The orthogonal gradients method: A radial basis functions method for solving partial differential equations on arbitrary surfaces
KAUST Grant NumberKUK-C1-013-04
Permanent link to this recordhttp://hdl.handle.net/10754/599943
MetadataShow full item record
AbstractMuch work has been done on reconstructing arbitrary surfaces using the radial basis function (RBF) method, but one can hardly find any work done on the use of RBFs to solve partial differential equations (PDEs) on arbitrary surfaces. In this paper, we investigate methods to solve PDEs on arbitrary stationary surfaces embedded in . R3 using the RBF method. We present three RBF-based methods that easily discretize surface differential operators. We take advantage of the meshfree character of RBFs, which give us a high accuracy and the flexibility to represent the most complex geometries in any dimension. Two out of the three methods, which we call the orthogonal gradients (OGr) methods are the result of our work and are hereby presented for the first time. © 2012 Elsevier Inc.

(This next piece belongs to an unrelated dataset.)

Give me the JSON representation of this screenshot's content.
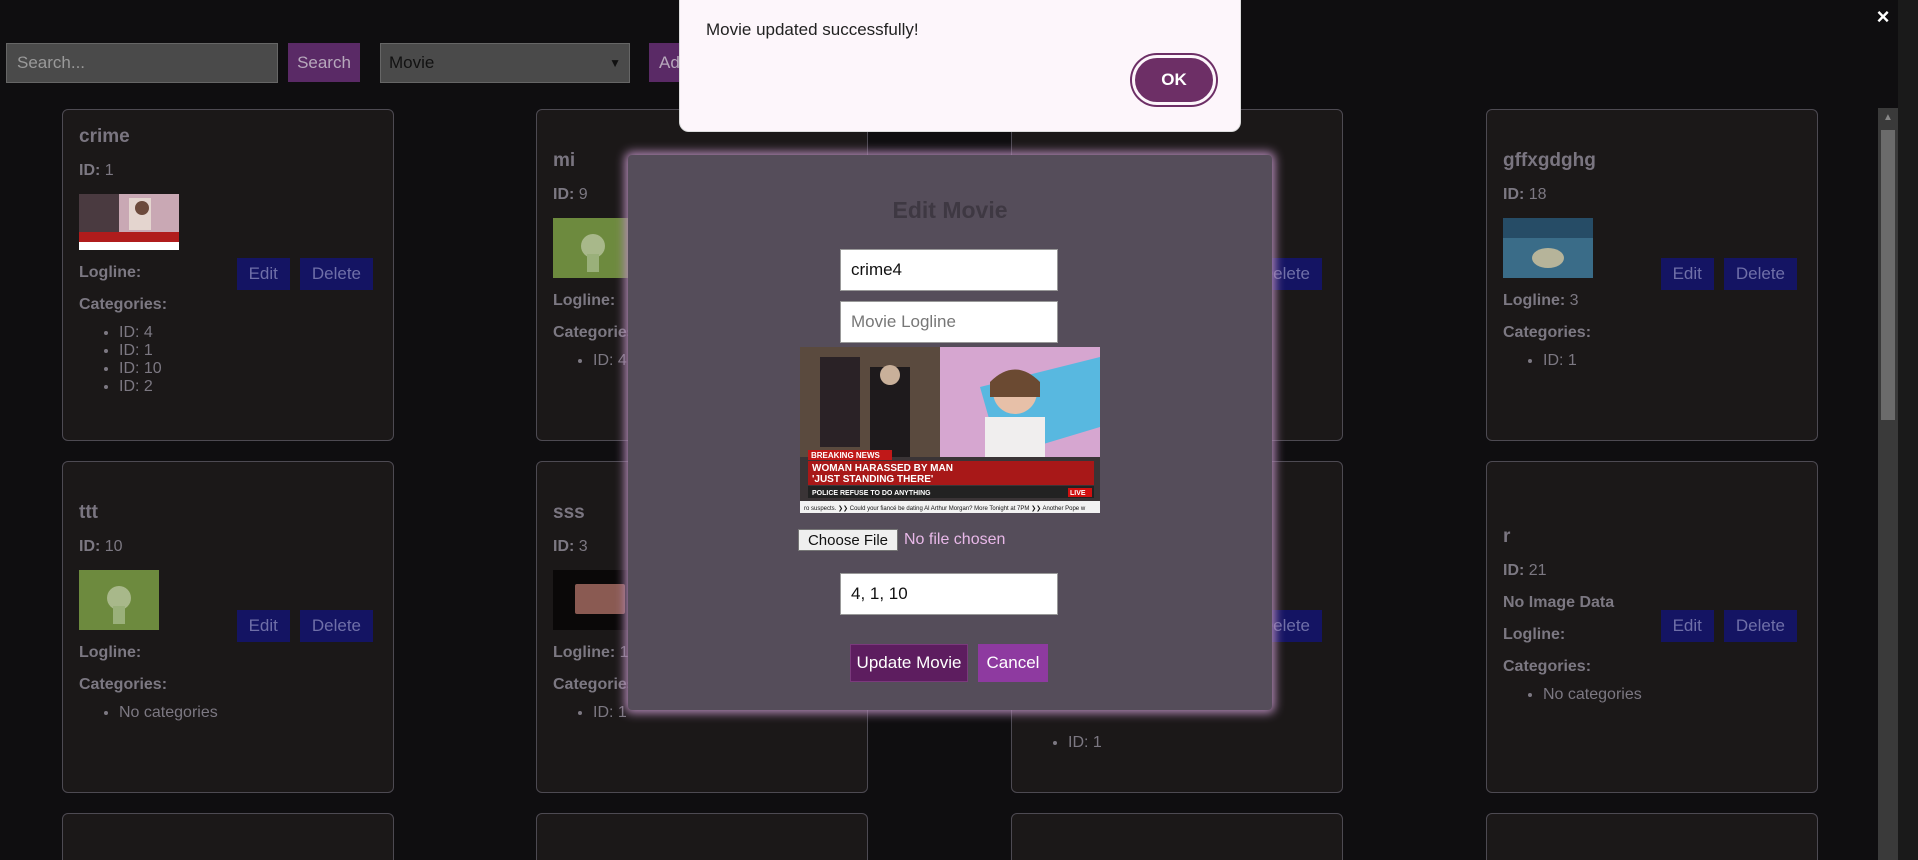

CitationPiret C (2012) The orthogonal gradients method: A radial basis functions method for solving partial differential equations on arbitrary surfaces. Journal of Computational Physics 231: 4662–4675. Available: http://dx.doi.org/10.1016/j.jcp.2012.03.007.
SponsorsThe work of this author was supported by a FSR post-doctoral grant from the catholic University of Louvain. Part of the present work was conducted when the author was a Visiting Post-Doctoral Research Assistant at OCCAM (Oxford Centre for Collaborative Applied Mathematics) under support provided by Award No. KUK-C1-013-04 to the University of Oxford, UK, by King Abdullah University of Science and Technology (KAUST).
JournalJournal of Computational Physics
CollectionsPublications Acknowledging KAUST Support
Showing items related by title, author, creator and subject.
Materials For Gas Capture, Methods Of Making Materials For Gas Capture, And Methods Of Capturing GasPolshettiwar, Vivek; Patil, Umesh (2013-06-20) [Patent]In accordance with the purpose(s) of the present disclosure, as embodied and broadly described herein, embodiments of the present disclosure, in one aspect, relate to materials that can be used for gas (e.g., CO.sub.2) capture, methods of making materials, methods of capturing gas (e.g., CO.sub.2), and the like, and the like.
Propagation of internal errors in explicit Runge–Kutta methods and internal stability of SSP and extrapolation methodsKetcheson, David I.; Loczi, Lajos; Parsani, Matteo (2014-04-11) [Technical Report]In practical computation with Runge--Kutta methods, the stage equations are not satisfied exactly, due to roundoff errors, algebraic solver errors, and so forth. We show by example that propagation of such errors within a single step can have catastrophic effects for otherwise practical and well-known methods. We perform a general analysis of internal error propagation, emphasizing that it depends significantly on how the method is implemented. We show that for a fixed method, essentially any set of internal stability polynomials can be obtained by modifying the implementation details. We provide bounds on the internal error amplification constants for some classes of methods with many stages, including strong stability preserving methods and extrapolation methods. These results are used to prove error bounds in the presence of roundoff or other internal errors.
The Method of Manufactured Universes for validating uncertainty quantification methodsStripling, H.F.; Adams, M.L.; McClarren, R.G.; Mallick, B.K. (Reliability Engineering & System Safety, Elsevier BV, 2011-09) [Article]The Method of Manufactured Universes is presented as a validation framework for uncertainty quantification (UQ) methodologies and as a tool for exploring the effects of statistical and modeling assumptions embedded in these methods. The framework calls for a manufactured reality from which experimental data are created (possibly with experimental error), an imperfect model (with uncertain inputs) from which simulation results are created (possibly with numerical error), the application of a system for quantifying uncertainties in model predictions, and an assessment of how accurately those uncertainties are quantified. The application presented in this paper manufactures a particle-transport universe, models it using diffusion theory with uncertain material parameters, and applies both Gaussian process and Bayesian MARS algorithms to make quantitative predictions about new experiments within the manufactured reality. The results of this preliminary study indicate that, even in a simple problem, the improper application of a specific UQ method or unrealized effects of a modeling assumption may produce inaccurate predictions. We conclude that the validation framework presented in this paper is a powerful and flexible tool for the investigation and understanding of UQ methodologies. © 2011 Elsevier Ltd. All rights reserved.